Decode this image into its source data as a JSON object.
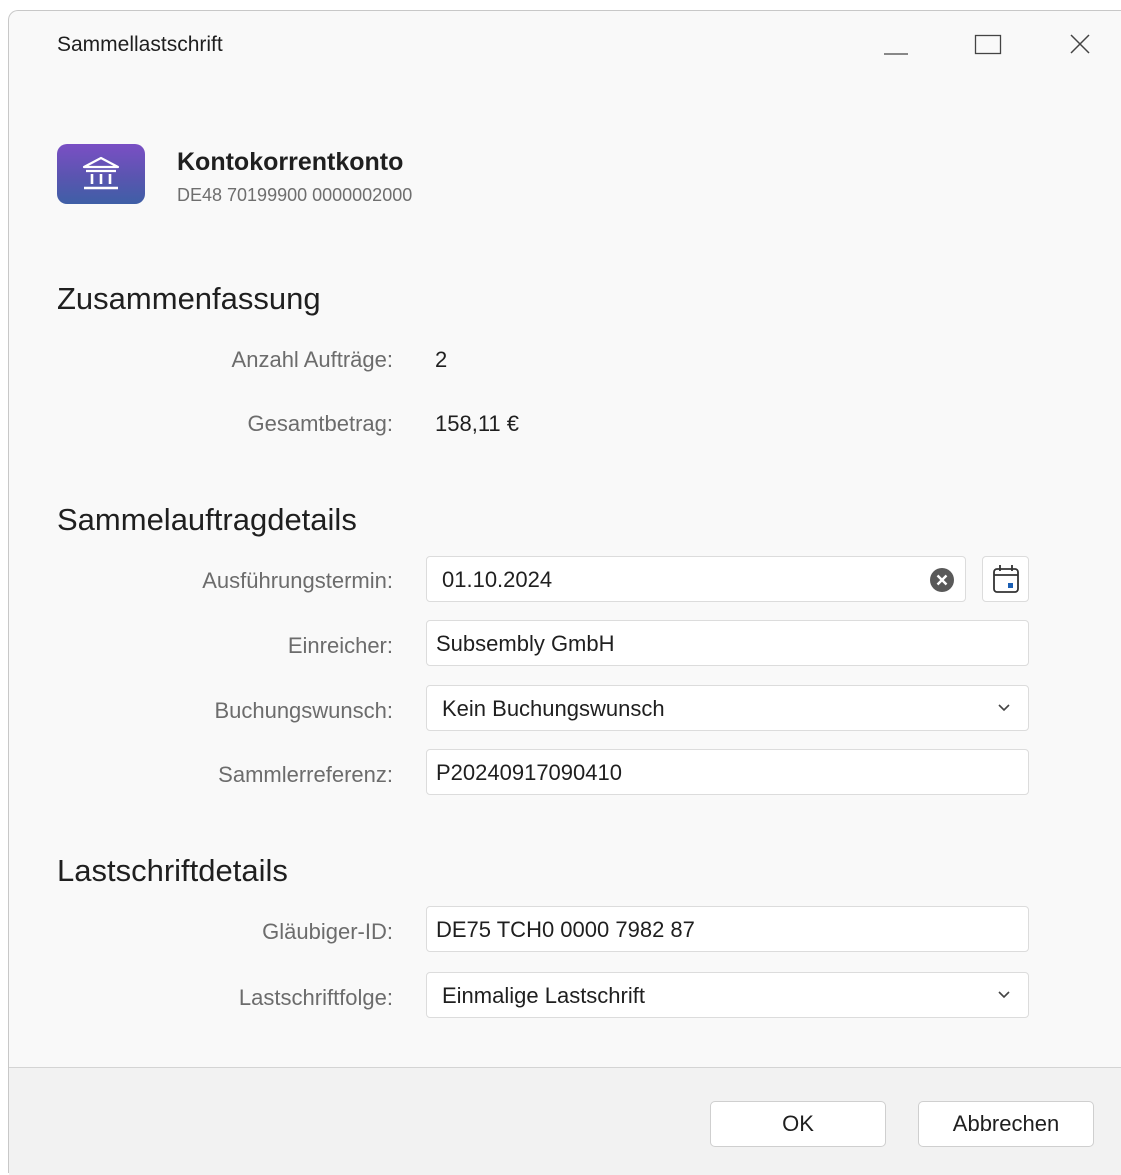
{
  "window": {
    "title": "Sammellastschrift"
  },
  "account": {
    "name": "Kontokorrentkonto",
    "iban": "DE48 70199900 0000002000",
    "icon": "bank-icon"
  },
  "summary": {
    "heading": "Zusammenfassung",
    "count_label": "Anzahl Aufträge:",
    "count_value": "2",
    "total_label": "Gesamtbetrag:",
    "total_value": "158,11 €"
  },
  "batch": {
    "heading": "Sammelauftragdetails",
    "exec_label": "Ausführungstermin:",
    "exec_value": "01.10.2024",
    "submitter_label": "Einreicher:",
    "submitter_value": "Subsembly GmbH",
    "booking_label": "Buchungswunsch:",
    "booking_value": "Kein Buchungswunsch",
    "ref_label": "Sammlerreferenz:",
    "ref_value": "P20240917090410"
  },
  "debit": {
    "heading": "Lastschriftdetails",
    "creditor_label": "Gläubiger-ID:",
    "creditor_value": "DE75 TCH0 0000 7982 87",
    "sequence_label": "Lastschriftfolge:",
    "sequence_value": "Einmalige Lastschrift"
  },
  "footer": {
    "ok_label": "OK",
    "cancel_label": "Abbrechen"
  },
  "colors": {
    "icon_gradient_top": "#7a4fc4",
    "icon_gradient_bottom": "#3f5fa6",
    "clear_icon": "#595959"
  }
}
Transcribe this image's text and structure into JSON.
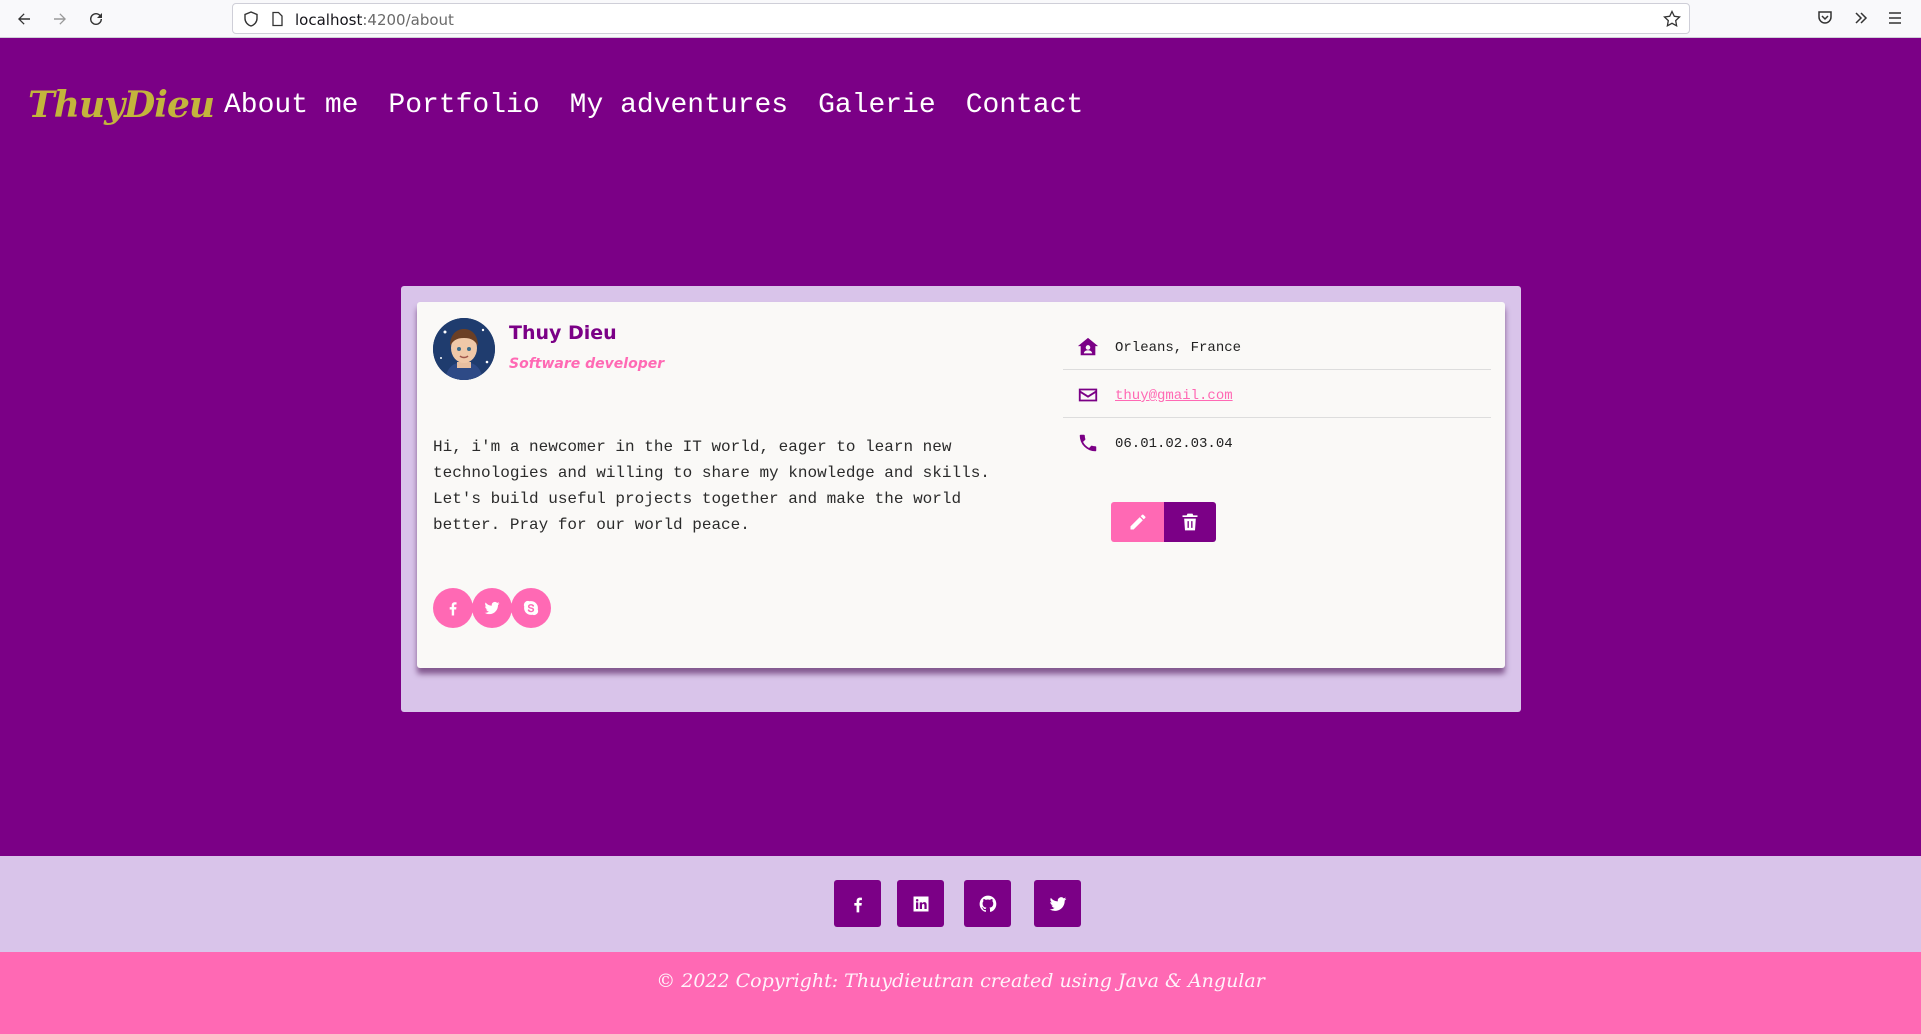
{
  "browser": {
    "url_host": "localhost",
    "url_path": ":4200/about"
  },
  "header": {
    "logo": "ThuyDieu",
    "nav": [
      "About me",
      "Portfolio",
      "My adventures",
      "Galerie",
      "Contact"
    ]
  },
  "profile": {
    "name": "Thuy Dieu",
    "role": "Software developer",
    "bio": "Hi, i'm a newcomer in the IT world, eager to learn new technologies and willing to share my knowledge and skills. Let's build useful projects together and make the world better. Pray for our world peace.",
    "social_icons": [
      "facebook-icon",
      "twitter-icon",
      "skype-icon"
    ],
    "location": "Orleans, France",
    "email": "thuy@gmail.com",
    "phone": "06.01.02.03.04"
  },
  "footer": {
    "social_icons": [
      "facebook-icon",
      "linkedin-icon",
      "github-icon",
      "twitter-icon"
    ],
    "copyright": "© 2022 Copyright: Thuydieutran created using Java & Angular"
  },
  "colors": {
    "primary": "#7b0086",
    "accent": "#ff69b4",
    "light": "#d9c4ea",
    "logo": "#c3b53c"
  }
}
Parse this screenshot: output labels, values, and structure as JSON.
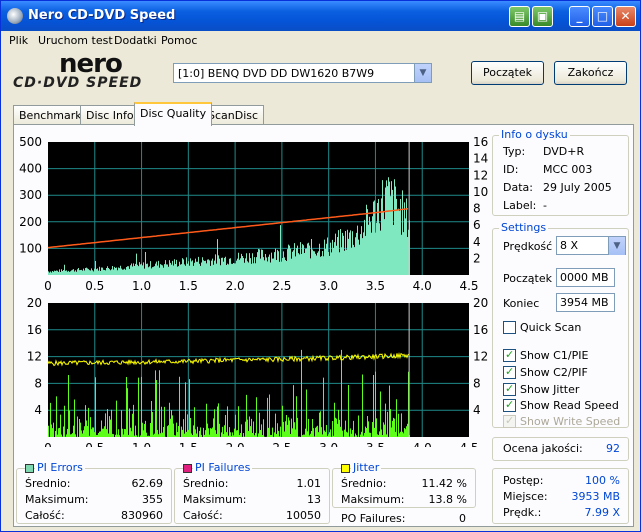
{
  "window": {
    "title": "Nero CD-DVD Speed"
  },
  "menu": [
    "Plik",
    "Uruchom test",
    "Dodatki",
    "Pomoc"
  ],
  "logo": {
    "top": "nero",
    "bottom": "CD·DVD SPEED"
  },
  "drive": {
    "selected": "[1:0]   BENQ DVD DD DW1620 B7W9"
  },
  "buttons": {
    "start": "Początek",
    "exit": "Zakończ"
  },
  "tabs": [
    "Benchmark",
    "Disc Info",
    "Disc Quality",
    "ScanDisc"
  ],
  "disc_info": {
    "title": "Info o dysku",
    "type_label": "Typ:",
    "type_value": "DVD+R",
    "id_label": "ID:",
    "id_value": "MCC 003",
    "date_label": "Data:",
    "date_value": "29 July 2005",
    "label_label": "Label:",
    "label_value": "-"
  },
  "settings": {
    "title": "Settings",
    "speed_label": "Prędkość",
    "speed_value": "8 X",
    "start_label": "Początek",
    "start_value": "0000 MB",
    "end_label": "Koniec",
    "end_value": "3954 MB",
    "quick_scan": "Quick Scan",
    "show_c1": "Show C1/PIE",
    "show_c2": "Show C2/PIF",
    "show_jitter": "Show Jitter",
    "show_read": "Show Read Speed",
    "show_write": "Show Write Speed"
  },
  "quality": {
    "label": "Ocena jakości:",
    "value": "92"
  },
  "progress": {
    "postep_label": "Postęp:",
    "postep_value": "100 %",
    "miejsce_label": "Miejsce:",
    "miejsce_value": "3953 MB",
    "predk_label": "Prędk.:",
    "predk_value": "7.99 X"
  },
  "pi_errors": {
    "title": "PI Errors",
    "avg_label": "Średnio:",
    "avg": "62.69",
    "max_label": "Maksimum:",
    "max": "355",
    "total_label": "Całość:",
    "total": "830960",
    "color": "#7fd8b0"
  },
  "pi_failures": {
    "title": "PI Failures",
    "avg_label": "Średnio:",
    "avg": "1.01",
    "max_label": "Maksimum:",
    "max": "13",
    "total_label": "Całość:",
    "total": "10050",
    "color": "#e0207f"
  },
  "jitter": {
    "title": "Jitter",
    "avg_label": "Średnio:",
    "avg": "11.42 %",
    "max_label": "Maksimum:",
    "max": "13.8 %",
    "po_label": "PO Failures:",
    "po": "0",
    "color": "#ffff00"
  },
  "chart_data": [
    {
      "type": "area",
      "name": "PI Errors / Read Speed",
      "x_ticks": [
        "0",
        "0.5",
        "1.0",
        "1.5",
        "2.0",
        "2.5",
        "3.0",
        "3.5",
        "4.0",
        "4.5"
      ],
      "y_left_ticks": [
        "500",
        "400",
        "300",
        "200",
        "100"
      ],
      "y_right_ticks": [
        "16",
        "14",
        "12",
        "10",
        "8",
        "6",
        "4",
        "2"
      ],
      "xlim": [
        0,
        4.5
      ],
      "ylim_left": [
        0,
        500
      ],
      "ylim_right": [
        0,
        16
      ],
      "pie_series": {
        "x": [
          0,
          0.5,
          1.0,
          1.5,
          2.0,
          2.5,
          3.0,
          3.3,
          3.5,
          3.6,
          3.7,
          3.8,
          3.86
        ],
        "values": [
          15,
          25,
          40,
          55,
          70,
          90,
          120,
          170,
          260,
          330,
          300,
          250,
          220
        ]
      },
      "read_speed": {
        "x": [
          0,
          0.5,
          1.0,
          1.5,
          2.0,
          2.5,
          3.0,
          3.5,
          3.86
        ],
        "values": [
          3.3,
          3.9,
          4.5,
          5.1,
          5.7,
          6.3,
          6.9,
          7.5,
          7.99
        ]
      },
      "end_marker_x": 3.86,
      "grid": true
    },
    {
      "type": "bar",
      "name": "PI Failures / Jitter",
      "x_ticks": [
        "0",
        "0.5",
        "1.0",
        "1.5",
        "2.0",
        "2.5",
        "3.0",
        "3.5",
        "4.0",
        "4.5"
      ],
      "y_left_ticks": [
        "20",
        "16",
        "12",
        "8",
        "4"
      ],
      "y_right_ticks": [
        "20",
        "16",
        "12",
        "8",
        "4"
      ],
      "xlim": [
        0,
        4.5
      ],
      "ylim": [
        0,
        20
      ],
      "pif_max": 13,
      "jitter": {
        "x": [
          0,
          0.5,
          1.0,
          1.5,
          2.0,
          2.5,
          3.0,
          3.5,
          3.86
        ],
        "values": [
          11.0,
          11.1,
          11.2,
          11.3,
          11.5,
          11.6,
          11.8,
          12.0,
          12.2
        ]
      },
      "end_marker_x": 3.86,
      "grid": true
    }
  ]
}
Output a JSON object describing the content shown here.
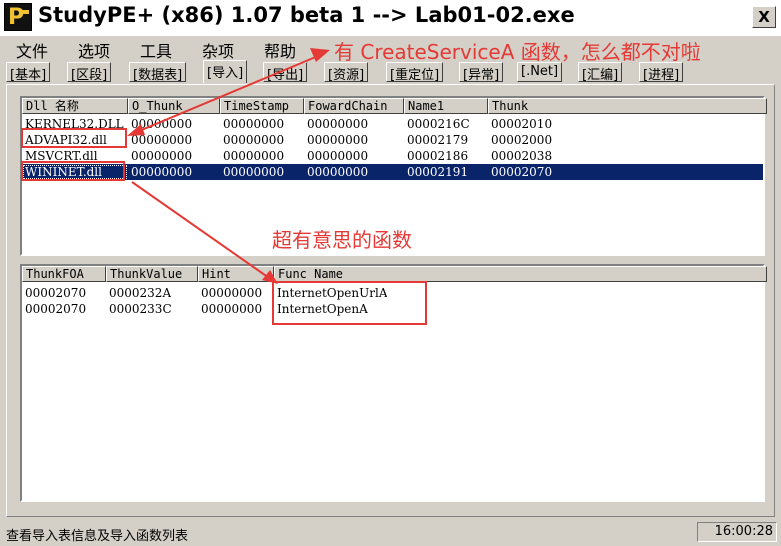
{
  "window": {
    "title": "StudyPE+ (x86) 1.07 beta 1  --> Lab01-02.exe",
    "close_label": "X"
  },
  "menu": [
    "文件",
    "选项",
    "工具",
    "杂项",
    "帮助"
  ],
  "tabs": [
    "[基本]",
    "[区段]",
    "[数据表]",
    "[导入]",
    "[导出]",
    "[资源]",
    "[重定位]",
    "[异常]",
    "[.Net]",
    "[汇编]",
    "[进程]"
  ],
  "active_tab": "[导入]",
  "dll_table": {
    "columns": [
      "Dll 名称",
      "O_Thunk",
      "TimeStamp",
      "FowardChain",
      "Name1",
      "Thunk"
    ],
    "rows": [
      [
        "KERNEL32.DLL",
        "00000000",
        "00000000",
        "00000000",
        "0000216C",
        "00002010"
      ],
      [
        "ADVAPI32.dll",
        "00000000",
        "00000000",
        "00000000",
        "00002179",
        "00002000"
      ],
      [
        "MSVCRT.dll",
        "00000000",
        "00000000",
        "00000000",
        "00002186",
        "00002038"
      ],
      [
        "WININET.dll",
        "00000000",
        "00000000",
        "00000000",
        "00002191",
        "00002070"
      ]
    ],
    "selected_row": 3
  },
  "func_table": {
    "columns": [
      "ThunkFOA",
      "ThunkValue",
      "Hint",
      "Func Name"
    ],
    "rows": [
      [
        "00002070",
        "0000232A",
        "00000000",
        "InternetOpenUrlA"
      ],
      [
        "00002070",
        "0000233C",
        "00000000",
        "InternetOpenA"
      ]
    ]
  },
  "annotations": {
    "top": "有 CreateServiceA 函数，怎么都不对啦",
    "middle": "超有意思的函数"
  },
  "status": {
    "text": "查看导入表信息及导入函数列表",
    "time": "16:00:28"
  },
  "colors": {
    "selection": "#0a246a",
    "annotation_red": "#e53935",
    "panel": "#d4d0c8"
  }
}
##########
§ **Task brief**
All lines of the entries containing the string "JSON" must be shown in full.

§ **Solution to this exercise**
Decode this image into its source data as a JSON object.
Transcribe this image's text and structure into JSON.
Parse this screenshot: output labels, values, and structure as JSON.
Output a JSON object describing the content shown here.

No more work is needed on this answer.